Task inputs:

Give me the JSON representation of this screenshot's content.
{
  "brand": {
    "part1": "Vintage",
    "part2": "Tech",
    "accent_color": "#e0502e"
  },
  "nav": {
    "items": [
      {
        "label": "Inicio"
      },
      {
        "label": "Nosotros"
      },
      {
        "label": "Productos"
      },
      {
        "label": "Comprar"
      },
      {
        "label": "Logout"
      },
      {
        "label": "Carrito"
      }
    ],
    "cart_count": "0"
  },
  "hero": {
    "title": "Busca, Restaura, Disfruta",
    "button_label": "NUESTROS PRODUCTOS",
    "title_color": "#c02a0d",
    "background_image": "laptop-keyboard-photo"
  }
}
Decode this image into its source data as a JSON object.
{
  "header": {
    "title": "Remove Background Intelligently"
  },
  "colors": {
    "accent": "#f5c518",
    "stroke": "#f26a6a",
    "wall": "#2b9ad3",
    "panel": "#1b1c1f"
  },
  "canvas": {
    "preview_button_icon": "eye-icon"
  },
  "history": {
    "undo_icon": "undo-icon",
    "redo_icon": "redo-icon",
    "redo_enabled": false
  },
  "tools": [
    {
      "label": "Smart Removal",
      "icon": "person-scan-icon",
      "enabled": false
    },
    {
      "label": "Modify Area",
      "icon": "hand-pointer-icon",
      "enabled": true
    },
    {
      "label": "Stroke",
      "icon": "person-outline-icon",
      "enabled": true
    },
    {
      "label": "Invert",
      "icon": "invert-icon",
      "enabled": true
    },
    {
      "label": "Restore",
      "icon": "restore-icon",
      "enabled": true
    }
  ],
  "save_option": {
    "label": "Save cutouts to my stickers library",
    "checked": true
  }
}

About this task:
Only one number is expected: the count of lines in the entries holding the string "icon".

Answer to this task:
8